[App and web page records]
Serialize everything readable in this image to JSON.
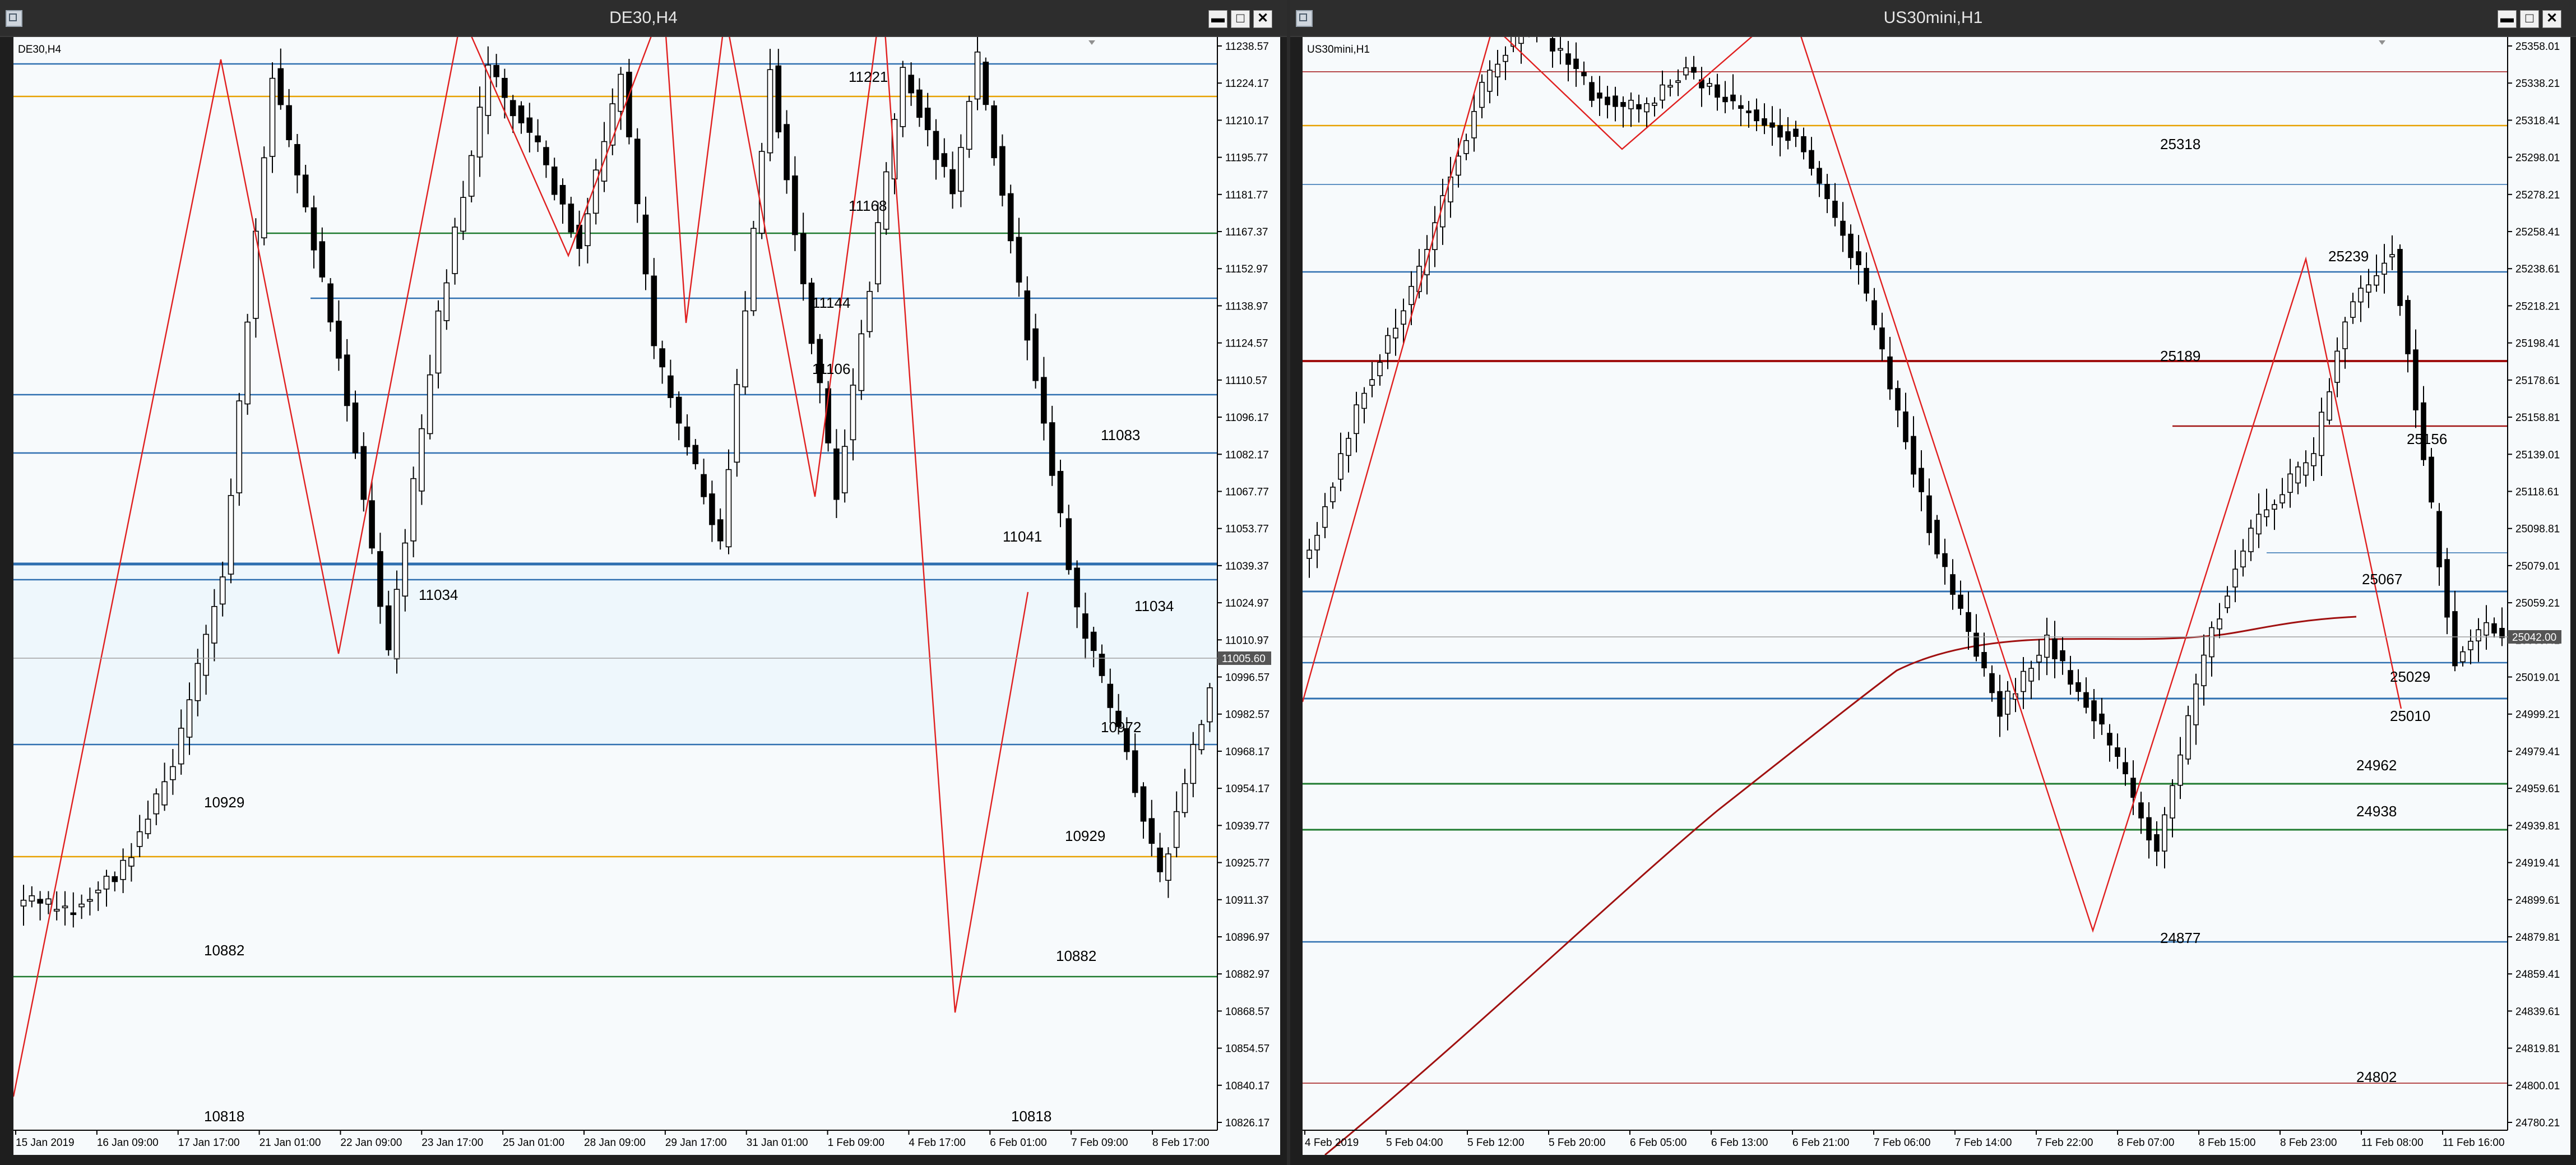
{
  "windows": [
    {
      "title": "DE30,H4",
      "symbol_label": "DE30,H4",
      "buttons": {
        "minimize": "▬",
        "maximize": "□",
        "close": "✕"
      },
      "price_axis": [
        "11238.57",
        "11224.17",
        "11210.17",
        "11195.77",
        "11181.77",
        "11167.37",
        "11152.97",
        "11138.97",
        "11124.57",
        "11110.57",
        "11096.17",
        "11082.17",
        "11067.77",
        "11053.77",
        "11039.37",
        "11024.97",
        "11010.97",
        "10996.57",
        "10982.57",
        "10968.17",
        "10954.17",
        "10939.77",
        "10925.77",
        "10911.37",
        "10896.97",
        "10882.97",
        "10868.57",
        "10854.57",
        "10840.17",
        "10826.17"
      ],
      "current_price": "11005.60",
      "time_axis": [
        "15 Jan 2019",
        "16 Jan 09:00",
        "17 Jan 17:00",
        "21 Jan 01:00",
        "22 Jan 09:00",
        "23 Jan 17:00",
        "25 Jan 01:00",
        "28 Jan 09:00",
        "29 Jan 17:00",
        "31 Jan 01:00",
        "1 Feb 09:00",
        "4 Feb 17:00",
        "6 Feb 01:00",
        "7 Feb 09:00",
        "8 Feb 17:00"
      ],
      "level_labels": [
        "11221",
        "11168",
        "11144",
        "11106",
        "11083",
        "11041",
        "11034",
        "11034",
        "10972",
        "10929",
        "10929",
        "10882",
        "10882",
        "10818",
        "10818"
      ],
      "colors": {
        "bg": "#f7fafc",
        "grid": "#cfd9e3",
        "blue_level": "#2e6fb0",
        "orange_level": "#e8a000",
        "green_level": "#1e7a2e",
        "zigzag": "#e02020",
        "candle": "#000000",
        "zone": "#eef7fc"
      }
    },
    {
      "title": "US30mini,H1",
      "symbol_label": "US30mini,H1",
      "buttons": {
        "minimize": "▬",
        "maximize": "□",
        "close": "✕"
      },
      "price_axis": [
        "25358.01",
        "25338.21",
        "25318.41",
        "25298.01",
        "25278.21",
        "25258.41",
        "25238.61",
        "25218.21",
        "25198.41",
        "25178.61",
        "25158.81",
        "25139.01",
        "25118.61",
        "25098.81",
        "25079.01",
        "25059.21",
        "25039.41",
        "25019.01",
        "24999.21",
        "24979.41",
        "24959.61",
        "24939.81",
        "24919.41",
        "24899.61",
        "24879.81",
        "24859.41",
        "24839.61",
        "24819.81",
        "24800.01",
        "24780.21"
      ],
      "current_price": "25042.00",
      "time_axis": [
        "4 Feb 2019",
        "5 Feb 04:00",
        "5 Feb 12:00",
        "5 Feb 20:00",
        "6 Feb 05:00",
        "6 Feb 13:00",
        "6 Feb 21:00",
        "7 Feb 06:00",
        "7 Feb 14:00",
        "7 Feb 22:00",
        "8 Feb 07:00",
        "8 Feb 15:00",
        "8 Feb 23:00",
        "11 Feb 08:00",
        "11 Feb 16:00"
      ],
      "level_labels": [
        "25318",
        "25239",
        "25189",
        "25156",
        "25067",
        "25029",
        "25010",
        "24962",
        "24938",
        "24877",
        "24802"
      ],
      "colors": {
        "bg": "#f7fafc",
        "grid": "#cfd9e3",
        "blue_level": "#2e6fb0",
        "orange_level": "#e8a000",
        "green_level": "#1e7a2e",
        "dark_red_level": "#a01010",
        "zigzag": "#e02020",
        "candle": "#000000",
        "ma": "#a01010"
      }
    }
  ]
}
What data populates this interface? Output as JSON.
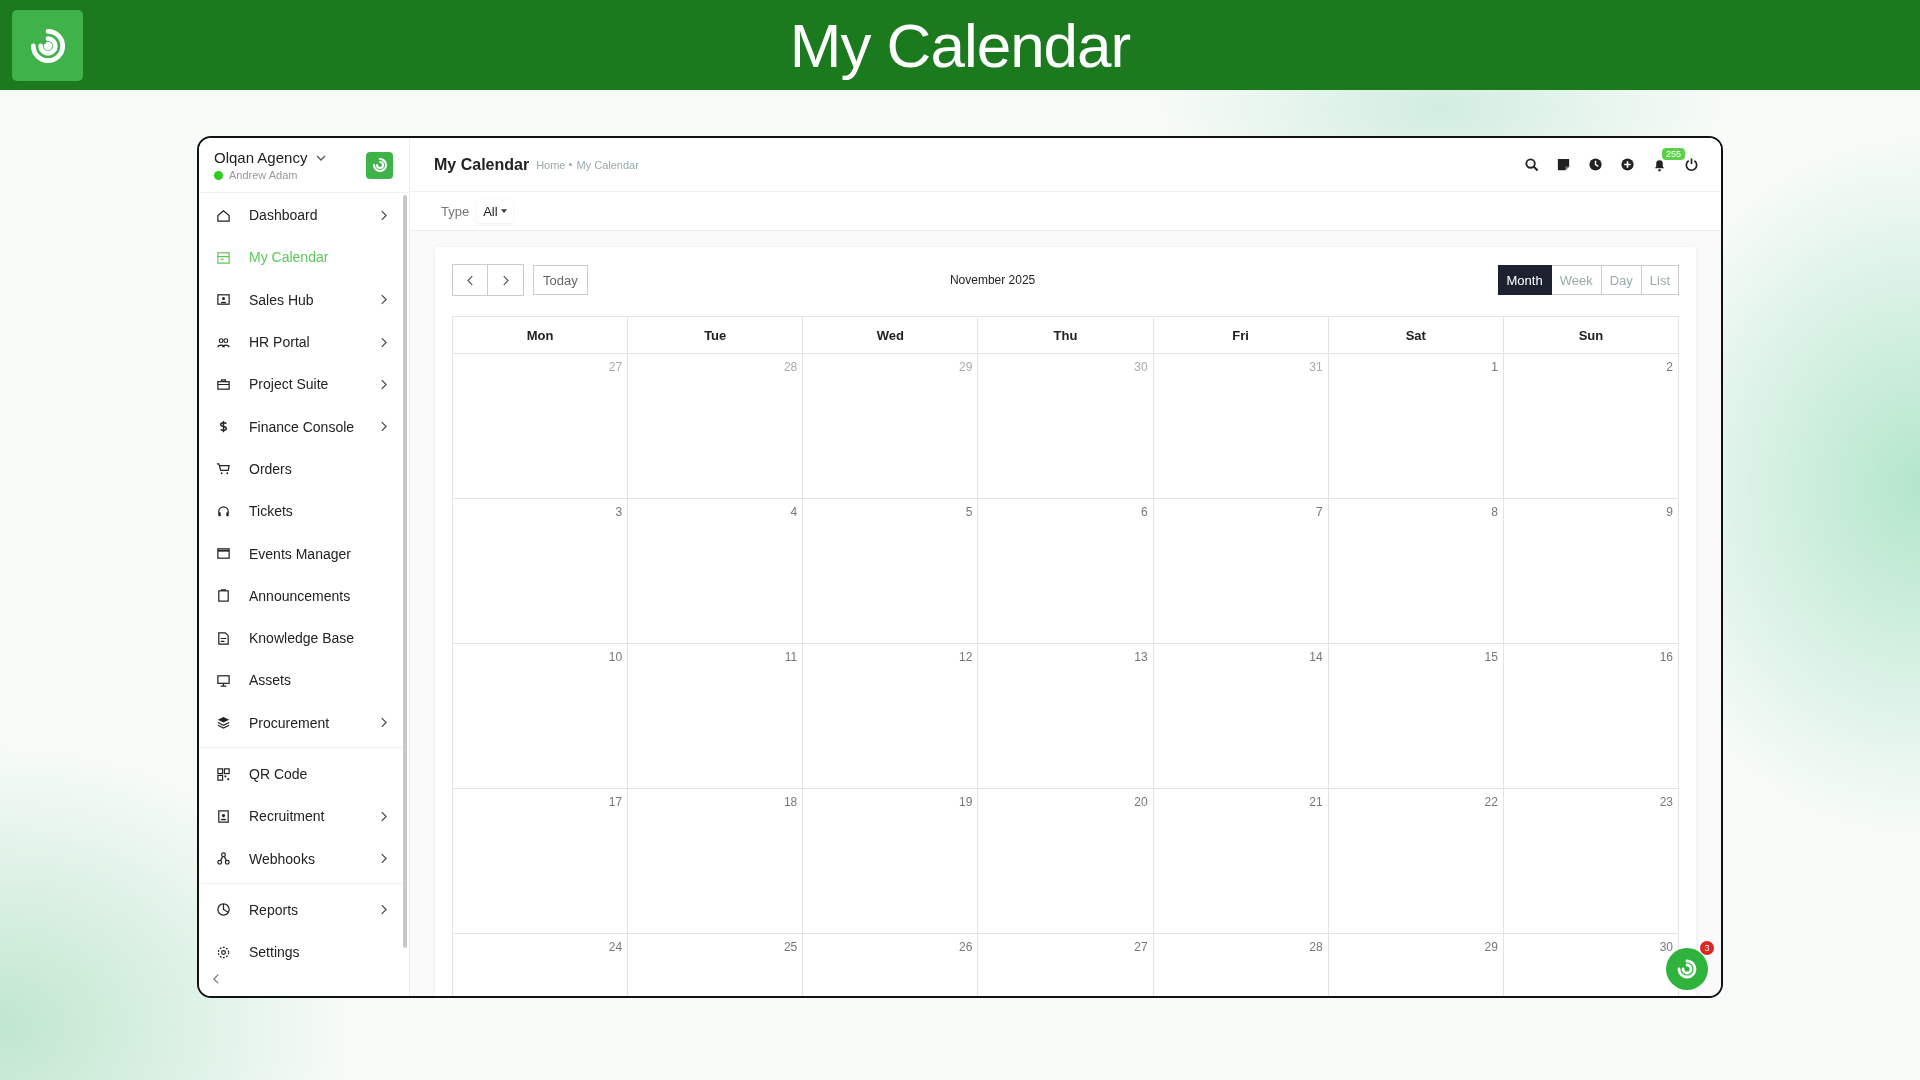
{
  "banner": {
    "title": "My Calendar"
  },
  "sidebar": {
    "org": "Olqan Agency",
    "user": "Andrew Adam",
    "online": true,
    "sections": [
      [
        {
          "label": "Dashboard",
          "selected": false,
          "expandable": true
        },
        {
          "label": "My Calendar",
          "selected": true,
          "expandable": false
        },
        {
          "label": "Sales Hub",
          "selected": false,
          "expandable": true
        },
        {
          "label": "HR Portal",
          "selected": false,
          "expandable": true
        },
        {
          "label": "Project Suite",
          "selected": false,
          "expandable": true
        },
        {
          "label": "Finance Console",
          "selected": false,
          "expandable": true
        },
        {
          "label": "Orders",
          "selected": false,
          "expandable": false
        },
        {
          "label": "Tickets",
          "selected": false,
          "expandable": false
        },
        {
          "label": "Events Manager",
          "selected": false,
          "expandable": false
        },
        {
          "label": "Announcements",
          "selected": false,
          "expandable": false
        },
        {
          "label": "Knowledge Base",
          "selected": false,
          "expandable": false
        },
        {
          "label": "Assets",
          "selected": false,
          "expandable": false
        },
        {
          "label": "Procurement",
          "selected": false,
          "expandable": true
        }
      ],
      [
        {
          "label": "QR Code",
          "selected": false,
          "expandable": false
        },
        {
          "label": "Recruitment",
          "selected": false,
          "expandable": true
        },
        {
          "label": "Webhooks",
          "selected": false,
          "expandable": true
        }
      ],
      [
        {
          "label": "Reports",
          "selected": false,
          "expandable": true
        },
        {
          "label": "Settings",
          "selected": false,
          "expandable": false
        }
      ]
    ]
  },
  "topbar": {
    "title": "My Calendar",
    "breadcrumb": [
      "Home",
      "My Calendar"
    ],
    "notification_count": "255"
  },
  "filter": {
    "label": "Type",
    "value": "All"
  },
  "calendar": {
    "today_button": "Today",
    "period": "November 2025",
    "views": [
      {
        "label": "Month",
        "selected": true
      },
      {
        "label": "Week",
        "selected": false
      },
      {
        "label": "Day",
        "selected": false
      },
      {
        "label": "List",
        "selected": false
      }
    ],
    "weekdays": [
      "Mon",
      "Tue",
      "Wed",
      "Thu",
      "Fri",
      "Sat",
      "Sun"
    ],
    "weeks": [
      [
        {
          "day": "27",
          "other_month": true
        },
        {
          "day": "28",
          "other_month": true
        },
        {
          "day": "29",
          "other_month": true
        },
        {
          "day": "30",
          "other_month": true
        },
        {
          "day": "31",
          "other_month": true
        },
        {
          "day": "1",
          "other_month": false
        },
        {
          "day": "2",
          "other_month": false
        }
      ],
      [
        {
          "day": "3",
          "other_month": false
        },
        {
          "day": "4",
          "other_month": false
        },
        {
          "day": "5",
          "other_month": false
        },
        {
          "day": "6",
          "other_month": false
        },
        {
          "day": "7",
          "other_month": false
        },
        {
          "day": "8",
          "other_month": false
        },
        {
          "day": "9",
          "other_month": false
        }
      ],
      [
        {
          "day": "10",
          "other_month": false
        },
        {
          "day": "11",
          "other_month": false
        },
        {
          "day": "12",
          "other_month": false
        },
        {
          "day": "13",
          "other_month": false
        },
        {
          "day": "14",
          "other_month": false
        },
        {
          "day": "15",
          "other_month": false
        },
        {
          "day": "16",
          "other_month": false
        }
      ],
      [
        {
          "day": "17",
          "other_month": false
        },
        {
          "day": "18",
          "other_month": false
        },
        {
          "day": "19",
          "other_month": false
        },
        {
          "day": "20",
          "other_month": false
        },
        {
          "day": "21",
          "other_month": false
        },
        {
          "day": "22",
          "other_month": false
        },
        {
          "day": "23",
          "other_month": false
        }
      ],
      [
        {
          "day": "24",
          "other_month": false
        },
        {
          "day": "25",
          "other_month": false
        },
        {
          "day": "26",
          "other_month": false
        },
        {
          "day": "27",
          "other_month": false
        },
        {
          "day": "28",
          "other_month": false
        },
        {
          "day": "29",
          "other_month": false
        },
        {
          "day": "30",
          "other_month": false
        }
      ]
    ]
  },
  "chat_button": {
    "badge": "3"
  }
}
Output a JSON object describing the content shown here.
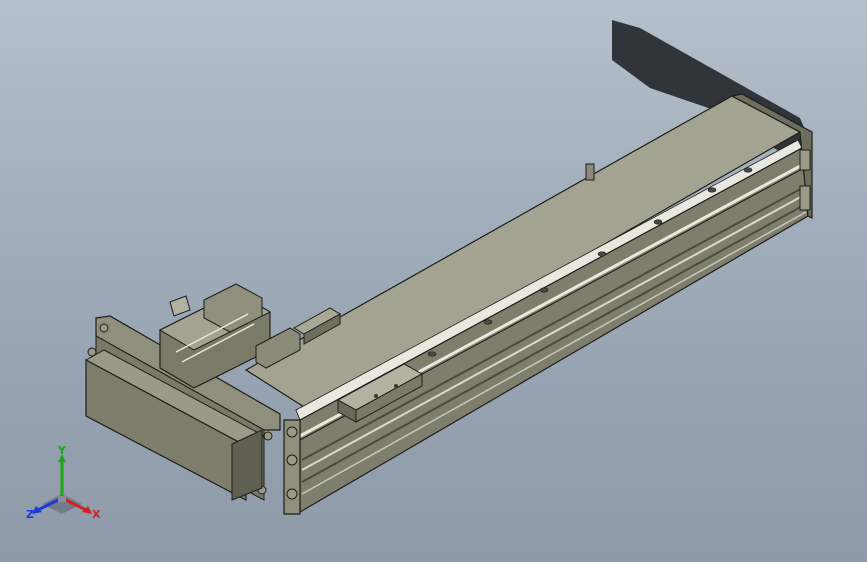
{
  "viewport": {
    "background_top": "#b6c0cc",
    "background_bottom": "#8f9aa9"
  },
  "model": {
    "part_color": "#8b8b79",
    "part_top_color": "#a3a391",
    "part_dark_color": "#5f5f52",
    "edge_color": "#1e1e1a",
    "highlight_color": "#e8e8e0",
    "shadow_color": "#2a2c30"
  },
  "triad": {
    "x_label": "X",
    "y_label": "Y",
    "z_label": "Z",
    "x_color": "#d42020",
    "y_color": "#18a818",
    "z_color": "#1c38d8"
  }
}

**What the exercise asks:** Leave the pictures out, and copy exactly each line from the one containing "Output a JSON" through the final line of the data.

**Solution:**
Output a JSON object describing the content shown here.
{
  "viewport": {
    "background_top": "#b6c0cc",
    "background_bottom": "#8f9aa9"
  },
  "model": {
    "part_color": "#8b8b79",
    "part_top_color": "#a3a391",
    "part_dark_color": "#5f5f52",
    "edge_color": "#1e1e1a",
    "highlight_color": "#e8e8e0",
    "shadow_color": "#2a2c30"
  },
  "triad": {
    "x_label": "X",
    "y_label": "Y",
    "z_label": "Z",
    "x_color": "#d42020",
    "y_color": "#18a818",
    "z_color": "#1c38d8"
  }
}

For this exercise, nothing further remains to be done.